■ **TASK DESCRIPTION**:
Check each line of the listing, and copy it if it contains the word "name".
# # # # # # #
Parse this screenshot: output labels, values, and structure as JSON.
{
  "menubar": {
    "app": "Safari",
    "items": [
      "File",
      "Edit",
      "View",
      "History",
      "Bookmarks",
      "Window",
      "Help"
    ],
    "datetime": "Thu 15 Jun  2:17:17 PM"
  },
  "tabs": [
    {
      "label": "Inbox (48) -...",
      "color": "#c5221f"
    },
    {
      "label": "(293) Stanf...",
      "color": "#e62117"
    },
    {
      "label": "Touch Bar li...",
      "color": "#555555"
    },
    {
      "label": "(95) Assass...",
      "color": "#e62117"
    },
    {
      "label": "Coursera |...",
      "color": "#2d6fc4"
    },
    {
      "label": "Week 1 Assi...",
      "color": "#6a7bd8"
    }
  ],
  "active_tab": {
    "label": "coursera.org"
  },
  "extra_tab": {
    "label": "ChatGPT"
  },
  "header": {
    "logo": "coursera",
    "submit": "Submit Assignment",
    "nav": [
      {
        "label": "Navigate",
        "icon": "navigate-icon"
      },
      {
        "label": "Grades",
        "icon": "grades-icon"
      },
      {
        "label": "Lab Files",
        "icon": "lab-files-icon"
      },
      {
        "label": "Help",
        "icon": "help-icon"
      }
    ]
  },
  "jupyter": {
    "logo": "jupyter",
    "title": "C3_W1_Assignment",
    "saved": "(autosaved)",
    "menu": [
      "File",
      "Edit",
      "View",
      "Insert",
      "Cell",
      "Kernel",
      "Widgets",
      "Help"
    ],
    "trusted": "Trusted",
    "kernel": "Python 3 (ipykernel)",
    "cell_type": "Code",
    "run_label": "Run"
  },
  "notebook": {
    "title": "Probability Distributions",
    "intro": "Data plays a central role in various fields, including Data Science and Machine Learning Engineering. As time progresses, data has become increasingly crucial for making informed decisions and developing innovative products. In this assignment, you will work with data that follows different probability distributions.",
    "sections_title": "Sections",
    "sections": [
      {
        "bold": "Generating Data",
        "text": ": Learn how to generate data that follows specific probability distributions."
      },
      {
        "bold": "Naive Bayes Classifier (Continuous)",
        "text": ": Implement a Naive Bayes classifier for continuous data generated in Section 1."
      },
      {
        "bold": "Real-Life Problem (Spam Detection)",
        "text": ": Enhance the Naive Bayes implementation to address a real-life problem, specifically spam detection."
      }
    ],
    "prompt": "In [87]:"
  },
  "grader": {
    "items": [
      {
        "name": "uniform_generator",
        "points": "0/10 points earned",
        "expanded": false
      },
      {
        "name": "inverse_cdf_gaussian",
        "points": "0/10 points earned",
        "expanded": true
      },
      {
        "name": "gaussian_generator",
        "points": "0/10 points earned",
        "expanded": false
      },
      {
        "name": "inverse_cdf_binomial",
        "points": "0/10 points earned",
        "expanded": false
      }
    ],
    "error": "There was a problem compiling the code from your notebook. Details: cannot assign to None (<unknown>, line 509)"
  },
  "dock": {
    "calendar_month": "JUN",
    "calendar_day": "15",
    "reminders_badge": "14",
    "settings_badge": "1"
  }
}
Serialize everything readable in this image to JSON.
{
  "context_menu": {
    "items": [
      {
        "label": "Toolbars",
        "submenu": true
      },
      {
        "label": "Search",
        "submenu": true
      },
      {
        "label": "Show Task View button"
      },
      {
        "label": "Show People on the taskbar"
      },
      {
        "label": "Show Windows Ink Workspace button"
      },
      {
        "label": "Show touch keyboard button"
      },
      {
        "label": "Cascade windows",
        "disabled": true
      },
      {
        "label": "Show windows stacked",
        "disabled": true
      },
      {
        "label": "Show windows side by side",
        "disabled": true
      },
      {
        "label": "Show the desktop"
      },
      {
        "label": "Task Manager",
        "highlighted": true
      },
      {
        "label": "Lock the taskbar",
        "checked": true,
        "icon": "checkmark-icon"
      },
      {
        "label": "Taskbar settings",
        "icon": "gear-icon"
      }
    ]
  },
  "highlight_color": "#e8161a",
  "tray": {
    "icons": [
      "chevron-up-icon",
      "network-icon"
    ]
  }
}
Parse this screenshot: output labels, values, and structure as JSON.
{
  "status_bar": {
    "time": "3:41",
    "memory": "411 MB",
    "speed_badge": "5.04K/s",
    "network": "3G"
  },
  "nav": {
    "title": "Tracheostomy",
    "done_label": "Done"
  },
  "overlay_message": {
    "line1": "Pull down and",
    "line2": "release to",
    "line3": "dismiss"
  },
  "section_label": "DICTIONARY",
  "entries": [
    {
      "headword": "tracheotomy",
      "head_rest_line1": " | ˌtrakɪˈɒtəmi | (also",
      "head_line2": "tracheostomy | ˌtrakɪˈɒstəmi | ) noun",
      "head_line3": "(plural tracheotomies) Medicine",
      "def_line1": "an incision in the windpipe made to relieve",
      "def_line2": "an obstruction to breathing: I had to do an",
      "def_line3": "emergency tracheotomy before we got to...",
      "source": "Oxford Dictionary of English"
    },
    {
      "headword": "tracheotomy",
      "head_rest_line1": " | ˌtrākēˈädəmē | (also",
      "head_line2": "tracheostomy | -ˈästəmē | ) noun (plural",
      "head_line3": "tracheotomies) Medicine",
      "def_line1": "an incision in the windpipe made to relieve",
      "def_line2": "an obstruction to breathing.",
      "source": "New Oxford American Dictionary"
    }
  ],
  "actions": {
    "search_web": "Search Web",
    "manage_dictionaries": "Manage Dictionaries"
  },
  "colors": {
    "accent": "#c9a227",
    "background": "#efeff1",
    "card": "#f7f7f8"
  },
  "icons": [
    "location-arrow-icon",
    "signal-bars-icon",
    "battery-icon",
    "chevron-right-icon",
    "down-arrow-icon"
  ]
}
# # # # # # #
■ **WRITTEN RESPONSE**:
        "name": "uniform_generator",
        "name": "inverse_cdf_gaussian",
        "name": "gaussian_generator",
        "name": "inverse_cdf_binomial",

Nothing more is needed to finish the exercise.